Origins: Tinseltown is full of tragic tales (of varying degrees of truthfulness) about beloved actors who, having succumbed to the illusion of their profession, ultimately became unable to separate their own personalities from those of the characters they portrayed. None of these stories has a more bizarre ending than the one told about George Reeves, TV's Superman, who allegedly met with an accidental death while attempting to duplicate a feat possible only by someone possessed of his character's super powers.
George Reeves (born George Keefer Brewer in 1914) began his Hollywood career in a variety of bit parts in the late 1930s, including a small role in the epic film Gone with the Wind, and worked steadily (if unspectacularly) throughout the 1940s before landing the role that would finally make his name and face a familiar one in American households: Superman. The popular superhero had been featured in numerous comics, radio shows, and films during the 1940s before he was brought to the small screen in a syndicated television series that began production in 1951 with George Reeves in the title role. The series proved itself popular when it finally reached local stations in 1952, additional episodes were filmed from 1953 to 1957. Although the show's budget was quite limited, the series was tremendously popular for a program that did not appear on a network's prime time schedule, and George Reeves became the living embodiment of Superman to millions of American children.
As plenty of actors have discovered over the years, fame sometimes exacts a high price from those who achieve it. Despite his being more popular and recognizable than ever, George Reeves became typecast as Superman and was unable to find work when production of The Adventures of Superman series ended in 1957. Despondent and depressed over his inability to secure other acting roles, the 45-year-old Reeves committed suicide on

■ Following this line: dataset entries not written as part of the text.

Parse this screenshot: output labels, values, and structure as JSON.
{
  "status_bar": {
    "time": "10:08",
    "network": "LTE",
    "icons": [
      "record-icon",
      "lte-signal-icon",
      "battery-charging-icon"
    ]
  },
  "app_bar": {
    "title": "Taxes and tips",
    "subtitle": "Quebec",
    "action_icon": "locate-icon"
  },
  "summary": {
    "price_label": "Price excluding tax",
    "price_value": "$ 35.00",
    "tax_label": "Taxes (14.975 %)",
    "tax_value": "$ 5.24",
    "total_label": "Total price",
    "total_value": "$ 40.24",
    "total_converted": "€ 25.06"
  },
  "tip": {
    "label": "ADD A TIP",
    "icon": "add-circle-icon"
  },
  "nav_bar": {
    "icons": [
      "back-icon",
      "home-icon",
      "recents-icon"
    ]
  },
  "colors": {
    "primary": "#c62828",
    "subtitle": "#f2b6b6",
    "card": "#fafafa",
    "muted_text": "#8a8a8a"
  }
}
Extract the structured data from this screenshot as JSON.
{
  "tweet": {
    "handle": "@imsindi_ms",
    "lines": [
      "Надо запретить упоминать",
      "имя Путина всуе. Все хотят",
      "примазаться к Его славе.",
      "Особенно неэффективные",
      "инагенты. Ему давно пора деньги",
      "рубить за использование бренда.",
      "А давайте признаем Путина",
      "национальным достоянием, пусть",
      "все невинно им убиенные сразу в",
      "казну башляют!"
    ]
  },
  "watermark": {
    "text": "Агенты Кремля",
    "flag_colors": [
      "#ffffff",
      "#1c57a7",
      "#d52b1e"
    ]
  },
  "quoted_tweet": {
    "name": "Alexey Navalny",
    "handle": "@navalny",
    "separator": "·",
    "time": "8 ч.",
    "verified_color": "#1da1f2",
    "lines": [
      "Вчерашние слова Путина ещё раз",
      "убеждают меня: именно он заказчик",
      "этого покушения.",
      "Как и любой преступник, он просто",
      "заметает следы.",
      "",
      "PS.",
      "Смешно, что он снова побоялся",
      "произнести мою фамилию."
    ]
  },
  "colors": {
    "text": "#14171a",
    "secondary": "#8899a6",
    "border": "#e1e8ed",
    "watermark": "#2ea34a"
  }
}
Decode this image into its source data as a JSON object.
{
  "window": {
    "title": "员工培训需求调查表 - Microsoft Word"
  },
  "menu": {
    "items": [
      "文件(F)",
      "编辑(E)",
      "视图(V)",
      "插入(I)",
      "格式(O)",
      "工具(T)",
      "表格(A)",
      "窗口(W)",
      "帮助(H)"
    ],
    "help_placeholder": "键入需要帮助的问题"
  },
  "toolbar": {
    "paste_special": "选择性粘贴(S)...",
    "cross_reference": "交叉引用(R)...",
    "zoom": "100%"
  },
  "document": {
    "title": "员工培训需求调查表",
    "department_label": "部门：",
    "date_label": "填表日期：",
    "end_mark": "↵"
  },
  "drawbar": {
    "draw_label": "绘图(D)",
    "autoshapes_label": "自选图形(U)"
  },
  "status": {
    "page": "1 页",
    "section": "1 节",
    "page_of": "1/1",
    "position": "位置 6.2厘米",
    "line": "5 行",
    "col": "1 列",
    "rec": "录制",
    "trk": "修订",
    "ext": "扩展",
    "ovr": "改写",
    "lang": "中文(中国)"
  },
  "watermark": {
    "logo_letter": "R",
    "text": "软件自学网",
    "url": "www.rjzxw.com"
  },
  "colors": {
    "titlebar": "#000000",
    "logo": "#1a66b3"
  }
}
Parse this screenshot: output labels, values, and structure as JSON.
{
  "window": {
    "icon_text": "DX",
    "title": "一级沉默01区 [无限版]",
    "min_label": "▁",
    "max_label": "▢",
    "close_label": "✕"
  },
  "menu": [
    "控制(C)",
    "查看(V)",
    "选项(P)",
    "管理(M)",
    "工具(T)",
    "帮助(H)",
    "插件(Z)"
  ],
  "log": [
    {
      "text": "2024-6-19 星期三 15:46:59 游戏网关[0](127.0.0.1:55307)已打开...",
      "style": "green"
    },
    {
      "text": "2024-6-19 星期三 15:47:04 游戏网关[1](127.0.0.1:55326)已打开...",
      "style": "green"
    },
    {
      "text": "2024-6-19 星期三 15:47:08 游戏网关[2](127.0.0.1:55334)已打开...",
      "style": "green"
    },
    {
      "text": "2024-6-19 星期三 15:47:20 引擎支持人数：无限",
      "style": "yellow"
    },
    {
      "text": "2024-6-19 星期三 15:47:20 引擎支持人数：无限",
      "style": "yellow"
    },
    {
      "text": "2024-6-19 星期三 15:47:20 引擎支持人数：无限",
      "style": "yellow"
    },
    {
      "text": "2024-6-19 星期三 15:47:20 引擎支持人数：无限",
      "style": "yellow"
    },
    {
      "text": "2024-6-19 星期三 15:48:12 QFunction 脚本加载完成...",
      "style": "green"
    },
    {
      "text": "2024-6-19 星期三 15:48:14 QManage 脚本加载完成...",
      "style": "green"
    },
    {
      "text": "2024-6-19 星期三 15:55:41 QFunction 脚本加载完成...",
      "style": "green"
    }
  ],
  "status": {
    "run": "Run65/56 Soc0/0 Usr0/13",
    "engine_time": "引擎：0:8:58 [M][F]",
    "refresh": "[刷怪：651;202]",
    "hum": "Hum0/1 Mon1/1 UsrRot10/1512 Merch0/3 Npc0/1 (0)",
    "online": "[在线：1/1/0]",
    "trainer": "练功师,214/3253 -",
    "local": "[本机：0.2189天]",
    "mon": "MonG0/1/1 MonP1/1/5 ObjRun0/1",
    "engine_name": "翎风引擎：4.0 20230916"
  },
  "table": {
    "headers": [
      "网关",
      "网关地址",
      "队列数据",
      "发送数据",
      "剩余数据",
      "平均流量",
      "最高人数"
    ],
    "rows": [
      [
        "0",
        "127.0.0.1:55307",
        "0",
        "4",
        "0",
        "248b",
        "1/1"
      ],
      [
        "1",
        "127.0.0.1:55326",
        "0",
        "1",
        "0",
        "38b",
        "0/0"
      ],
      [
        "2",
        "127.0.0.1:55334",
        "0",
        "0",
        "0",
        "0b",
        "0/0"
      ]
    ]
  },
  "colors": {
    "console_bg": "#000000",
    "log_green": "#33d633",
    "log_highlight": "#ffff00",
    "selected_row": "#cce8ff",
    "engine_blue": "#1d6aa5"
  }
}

(Many claims have been made that depict Reeves' death as a murder rather than a suicide. He was allegedly quite upbeat at the time of his death about hearing that the Superman series was going to resume production soon and thus had no reason to kill himself. Rumors also posited that the husband of a woman with whom Reeves had recently broken
Shortly after Reeves' tragic death, the bizarre story that would stigmatize his untimely end even further began to circulate: Reeves, believing he possessed Superman's super powers, died when he jumped out the window of a multi-story building, expecting that he would fly as his superhero character did rather than plummet to the ground. (Alternate versions of the rumor had Reeves dying after attempting some other demonstration of super strength, such as having bullets or a cannon fired directly at his chest.)
Reeves may have been depressed, and he may have been despondent that he was no longer needed for the only role Hollywood seemingly found him suitable for, but he was under no illusion that he was the character he played. The legend about his unusual manner of death likely began as a combination of attempts to rationalize his taking of his own life ("He was crazy" providing a more comprehensible explanation for suicide to many than the complex realities do, especially to people familiar only with a victim's public persona and not the details of his private life) and the apocryphal stories of children killing themselves in similar fashion that already been circulating for several years. (An even more unusual take on this legend had Reeves killing himself because he was despondent over the harm caused to all the kids who had donned Superman capes and jumped from heights, expecting to fly as they had seen Reeves do countless times on the TV show.)
We all too often expect our heroes to be larger-than-life in everything, including their deaths. When the facts don't meet our expectations, we manufacture them. George Reeves may not have died a hero, but many of us have been led to believe that he died trying to be one, however misguided that attempt may have been.
Last updated: 8 August 2007
Kashner, Sam. Hollywood Kryptonite. New York: St. Martin's Press, 1996. ISBN 0-312-14616-7. Mitchell, Sean. "TV Confidential." TV Guide. 25 July 1998 (p. 12). Brooks, Tim and Earle Marsh. Complete Directory to Prime Time Network and Cable TV Shows. New York: Ballantine Books, 1999. ISBN 0-345-42923-0 (pp. 18-19).